The European Parliament Elections took place over a period of 4 days from 4 to 7 June 2009. This was be the 7th time that the European Parliament is directly elected by the citizens of Europe, and as it happens, the largest-ever transnational democratic election in history, electing over 700 Members of the European Parliament to represent some 515 million EU citizens. Here is presented a series of briefing papers relating to the 2009 European Parliament elections.
Facts about the European Parliament Elections
The European Parliament Elections take place over a period of 4 days from 4 to 7 June 2009. This will be the 7th time that the European Parliament is directly elected by the citizens of Europe. This will be the largest ever transnational democratic election in history, electing over 700 Members of the European Parliament to represent some 515 million EU citizens. This Briefing Paper offers an outline and a brief history of the European Parliament Elections.
Analysis of the Results of the European Parliament Elections
The European Parliament has shifted to the right with the European People’s Party winning a simple majority of seats. This makes it more likely that EPP-backed José Manuel Barroso will win a second term as European Commission President. With 35.9% of the vote EPP now have more seats than the Socialists (PES) and Liberals (ALDE) put together and remain the largest group.

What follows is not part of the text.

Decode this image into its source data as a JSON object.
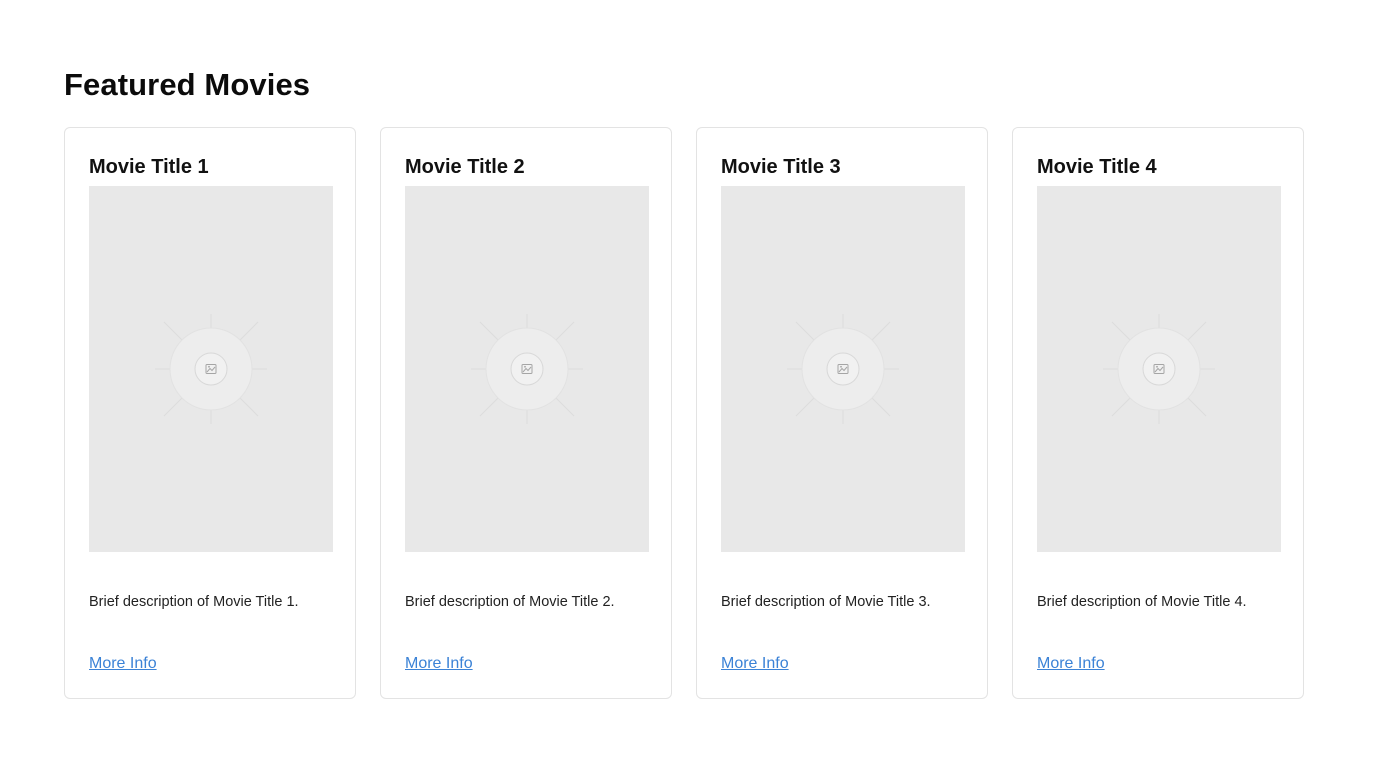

The Socialists lost the biggest number of votes across Europe falling from 27.6% to 21.9%. Liberals (ALDE) also saw their vote fall, something which will disappoint their leader Graham Watson who is a candidate for the President of the European Parliament. The Greens (Greens/EFA) increased their vote and have become the fourth largest group in the European Parliament. The French Greens won 14 seats contributing to this significantly. Fringe parties tended to do well both on the far right and the far left.
Voter Turnout Trends of the European Parliament Elections
The following Briefing Paper shows in more detail the trends in voter turnout in different groups of Member States for the European parliament elections 2009.
Political Groups and their Parties in the European Parliament
The following Briefing Paper provides a list of the different political groups and their parties in the 2009 European Parliament election results.
The European Parliament and the United Kingdom
In June 2009 citizens from all European Union Member states will directly elect a new European Parliament. The European Parliament is one of the three main bodies that make up the European Union. To truly represent European citizens it is important that citizens feel informed and empowered to vote in the European Parliament elections. This document covers some key information British citizens need to vote and lobby Member of European Parliament (MEP) candidates.
Quaker Involvement in the European Parliament Elections 2009
Is your Meeting interested in the 2009 elections to the European Parliament? The EU plays a major role in the lives of the almost 500 million citizens in 27 Member States. It isn’t perfect, but it is a strong democratic institution – one of history’s great achievements. We would like to invite you, as Quakers, to do something to push against Euro-apathy and help get the vote out on 4 June 2009.
QCEA Advocacy Messages: the EU and Peacebuilding
Since September 11th 2001 the ‘war on terror’ has dominated international news and influenced foreign policy including the Iraq and Afghanistan wars. Many European countries have been affected by the ‘war on terror’ and the culture of fear that has grown up as a result of it. The Quaker Peace Testimony sets out our commitment to a peaceful world. In light of the change in the US administration and the upcoming European Parliament elections, what can Friends do to ensure terrorism is addressed in a way that prioritises peace?